It’s like he’s picking up parts of the world and showing them to me, saying, See? It’s beautiful.
The relevant equation is: Knowledge = power = energy = matter = mass; a good bookshop is just a Black Hole that knows how to read.
Choosing to buy a particular book over others only or mainly because it is the cheapest is excusable only if you are learning to read.
Some people see a bookshop as an archive, or a shrine, or even a time machine. But I think a bookshop is like a map of the world. There are infinite paths you can take through it and none of them are right or wrong. Here in a bookshop we give readers landmarks to help them find their way, but every reader has to learn to set their own compass.
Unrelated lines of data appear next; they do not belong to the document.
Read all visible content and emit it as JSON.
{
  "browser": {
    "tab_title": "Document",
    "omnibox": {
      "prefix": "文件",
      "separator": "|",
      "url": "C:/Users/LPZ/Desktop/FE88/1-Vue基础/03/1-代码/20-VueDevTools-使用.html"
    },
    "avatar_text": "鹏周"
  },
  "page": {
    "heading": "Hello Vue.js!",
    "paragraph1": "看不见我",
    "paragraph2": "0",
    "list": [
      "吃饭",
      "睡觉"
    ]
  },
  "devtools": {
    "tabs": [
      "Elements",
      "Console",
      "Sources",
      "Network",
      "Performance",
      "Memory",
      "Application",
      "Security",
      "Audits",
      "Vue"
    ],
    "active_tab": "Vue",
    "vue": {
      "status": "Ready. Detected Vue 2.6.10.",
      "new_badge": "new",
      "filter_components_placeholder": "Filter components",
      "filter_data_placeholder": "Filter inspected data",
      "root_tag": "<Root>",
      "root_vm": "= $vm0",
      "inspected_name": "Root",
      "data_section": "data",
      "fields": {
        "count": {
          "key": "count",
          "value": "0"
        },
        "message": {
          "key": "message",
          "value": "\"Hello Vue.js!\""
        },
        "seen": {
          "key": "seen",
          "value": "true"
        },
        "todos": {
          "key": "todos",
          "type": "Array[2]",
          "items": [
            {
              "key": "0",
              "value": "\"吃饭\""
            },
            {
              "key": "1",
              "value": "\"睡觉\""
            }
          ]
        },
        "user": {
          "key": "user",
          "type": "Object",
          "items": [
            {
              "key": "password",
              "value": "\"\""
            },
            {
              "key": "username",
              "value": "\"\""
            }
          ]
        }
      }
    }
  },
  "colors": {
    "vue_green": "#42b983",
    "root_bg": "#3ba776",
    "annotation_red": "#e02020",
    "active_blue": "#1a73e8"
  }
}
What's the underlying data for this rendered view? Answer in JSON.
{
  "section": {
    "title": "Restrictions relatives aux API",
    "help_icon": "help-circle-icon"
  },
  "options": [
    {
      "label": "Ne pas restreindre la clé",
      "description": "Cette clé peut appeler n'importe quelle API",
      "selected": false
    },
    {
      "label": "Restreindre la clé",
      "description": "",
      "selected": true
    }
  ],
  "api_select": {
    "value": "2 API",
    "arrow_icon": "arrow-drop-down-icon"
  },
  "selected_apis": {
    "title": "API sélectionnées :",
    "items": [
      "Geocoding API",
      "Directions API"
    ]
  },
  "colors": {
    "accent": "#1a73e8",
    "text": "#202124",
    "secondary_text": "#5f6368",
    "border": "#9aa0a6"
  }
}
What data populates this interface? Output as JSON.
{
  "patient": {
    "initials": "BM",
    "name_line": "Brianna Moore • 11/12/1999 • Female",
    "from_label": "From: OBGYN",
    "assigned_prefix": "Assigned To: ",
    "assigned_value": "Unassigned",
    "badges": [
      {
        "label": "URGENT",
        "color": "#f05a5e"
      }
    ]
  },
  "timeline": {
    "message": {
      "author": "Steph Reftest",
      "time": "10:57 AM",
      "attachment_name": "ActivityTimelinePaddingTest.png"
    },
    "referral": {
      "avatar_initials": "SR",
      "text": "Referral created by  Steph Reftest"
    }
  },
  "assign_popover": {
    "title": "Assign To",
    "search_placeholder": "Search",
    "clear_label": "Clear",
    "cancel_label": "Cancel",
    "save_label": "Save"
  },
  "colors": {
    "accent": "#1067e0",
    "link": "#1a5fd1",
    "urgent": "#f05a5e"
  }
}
CUSTOMER: Is your poetry section split up into rhyming and non-rhyming sections? BOOKSELLER: No, it’s just in alphabetical order. What kind of poetry are you looking for? CUSTOMER: Rhyming. Preferably iambic pentameter, in poems of no more than ten lines, by a female poet. But, other than that, I don’t mind.
Customer: This book has a couple of tears to some of the pages. Me: Yes, unfortunately some of the older books haven’t had as much love as they should have done from previous owners. Customer: So, will you lower the price? It says here it’s £20. Me: I’m sorry but we take into account the condition of the books when we price them; if that book was in a better condition, it would be worth a lot more than £20. Customer: Well, you can’t have taken this tear here into account *points to page* or this one here *points to another page* because my son did those two minutes ago. Me: So, the book is now more damaged than it was before, because of your son? Customer: Yes. Exactly. So will you lower the price?
Customer: Forgotten my glasses, could you read the beginning of this book to me to see if I like it?
You are more likely to find three TVs inside a randomly selected house than you are to find a single book that is or was not read to pass an exam, to please God, or to be a better cook.